- Wealth could be correlated across generations through multiple pathways. One possible pathway is through biology; that is, the genetic inheritance of skills, attitudes, and preferences that are associated with higher wealth in each generation. This channel suggests that intergenerational correlations arise because children from wealthy families are inherently more talented and would be wealthier than others regardless of inheritances, or the advantages of growing up with wealthier parents. Another pathway is environmental. Wealthier parents may invest more in their children’s education, help them get better jobs, provide funding for business startups, give financial gifts, or influence child preferences or attitudes towards savings and investments. This channel suggests that wealth correlations arise through opportunities provided by the environment the child grows up in, and any child given these opportunities would benefit. Additionally, biological and environmental pathways may interact, and the impact of environmental factors may differ depending on a child’s biological endowments.
- The nature–nurture distinction is of considerable importance, as policies to address high levels of wealth inequality rely on an understanding of its underlying causes. However, it is difficult to distinguish between nature and nurture because most children are raised by their biological parents.

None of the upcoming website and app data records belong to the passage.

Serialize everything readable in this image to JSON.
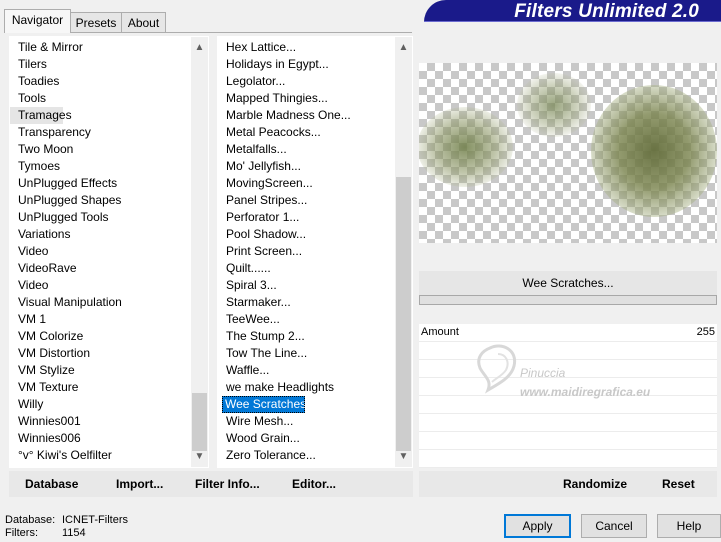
{
  "tabs": [
    "Navigator",
    "Presets",
    "About"
  ],
  "banner": "Filters Unlimited 2.0",
  "categories": [
    "Tile & Mirror",
    "Tilers",
    "Toadies",
    "Tools",
    "Tramages",
    "Transparency",
    "Two Moon",
    "Tymoes",
    "UnPlugged Effects",
    "UnPlugged Shapes",
    "UnPlugged Tools",
    "Variations",
    "Video",
    "VideoRave",
    "Video",
    "Visual Manipulation",
    "VM 1",
    "VM Colorize",
    "VM Distortion",
    "VM Stylize",
    "VM Texture",
    "Willy",
    "Winnies001",
    "Winnies006",
    "°v° Kiwi's Oelfilter"
  ],
  "filters": [
    "Hex Lattice...",
    "Holidays in Egypt...",
    "Legolator...",
    "Mapped Thingies...",
    "Marble Madness One...",
    "Metal Peacocks...",
    "Metalfalls...",
    "Mo' Jellyfish...",
    "MovingScreen...",
    "Panel Stripes...",
    "Perforator 1...",
    "Pool Shadow...",
    "Print Screen...",
    "Quilt......",
    "Spiral 3...",
    "Starmaker...",
    "TeeWee...",
    "The Stump 2...",
    "Tow The Line...",
    "Waffle...",
    "we make Headlights",
    "Wee Scratches...",
    "Wire Mesh...",
    "Wood Grain...",
    "Zero Tolerance..."
  ],
  "selected_filter_name": "Wee Scratches...",
  "params": {
    "amount_label": "Amount",
    "amount_value": "255"
  },
  "watermark": {
    "name": "Pinuccia",
    "url": "www.maidiregrafica.eu"
  },
  "left_buttons": {
    "database": "Database",
    "import": "Import...",
    "filter_info": "Filter Info...",
    "editor": "Editor..."
  },
  "right_buttons": {
    "randomize": "Randomize",
    "reset": "Reset"
  },
  "status": {
    "db_label": "Database:",
    "db_value": "ICNET-Filters",
    "filters_label": "Filters:",
    "filters_value": "1154"
  },
  "dialog": {
    "apply": "Apply",
    "cancel": "Cancel",
    "help": "Help"
  },
  "icons": {
    "scroll_up": "▲",
    "scroll_down": "▼"
  },
  "colors": {
    "banner": "#1a1a8a",
    "selection": "#0078d7"
  }
}
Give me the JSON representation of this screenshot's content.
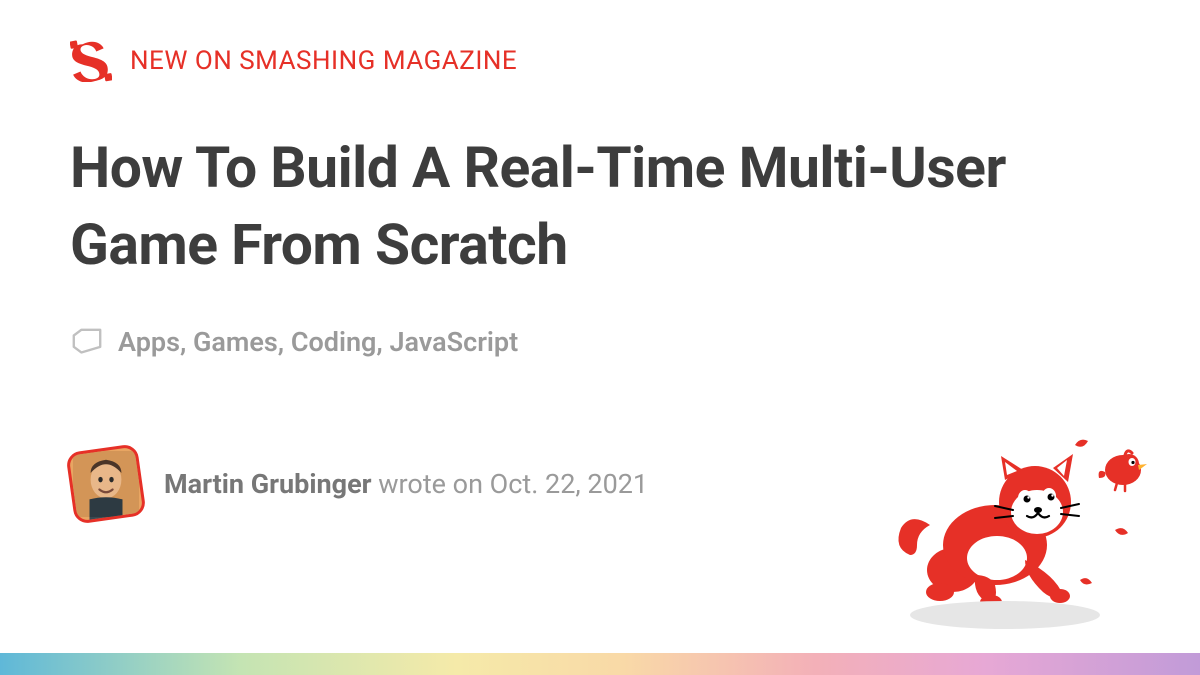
{
  "kicker": "NEW ON SMASHING MAGAZINE",
  "title": "How To Build A Real-Time Multi-User Game From Scratch",
  "tags": "Apps, Games, Coding, JavaScript",
  "author": {
    "name": "Martin Grubinger",
    "wrote_on_prefix": " wrote on ",
    "date": "Oct. 22, 2021"
  },
  "brand_color": "#E63027"
}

We disentangle the role of nature and nurture in the transmission of wealth across generations using data from a unique Swedish register that identifies both biological and adoptive parents of adopted children. We use information on over 1.2 million children raised by their biological parents and nearly 2,600 adopted children for whom we have data available for both biological and adoptive mothers and fathers. We focus primarily on pre-inheritance wealth. Since children are likely to be well into middle age when they receive bequests, pre-inheritance wealth of children may better reflect their wealth for most of their lives.
- Using the same data and methodology, our research also allows us to assess the relative impact of nature and nurture on a range of characteristics correlated with wealth (see chart). The factors that are above the diagonal line are more strongly influenced by the environment, while those below are more strongly influenced by biology; those on the line are influenced equally by biological and adoptive parents. Wealth, income, and attitudes towards investment and savings of adoptive children appear more closely related to those of their adoptive parents than to their biological parents. In contrast, the educational attainment of biological parents seems to have a greater influence on the educational attainment of the children. The relatively weak relationship between biological parental wealth and adoptive child wealth suggests that intergenerational transmission of wealth is not mainly because children from wealthier families are inherently more talented. Instead, it appears that, even in a relatively egalitarian society like Sweden, wealth begets wealth.
What this Means:
Our research highlights that children with wealthy parents benefit not just from good genetics but, more importantly, from growing up with more advantages. This is true in a relatively egalitarian society with a strong social safety net, suggesting a likely larger role for the environment in less equal societies such as the United States. As wealth and consumption become more unequally distributed, children from poorer families have fewer opportunities relative to children from wealthier families, suggesting an important role for policy to equalize opportunities and to mitigate intergenerational disparities.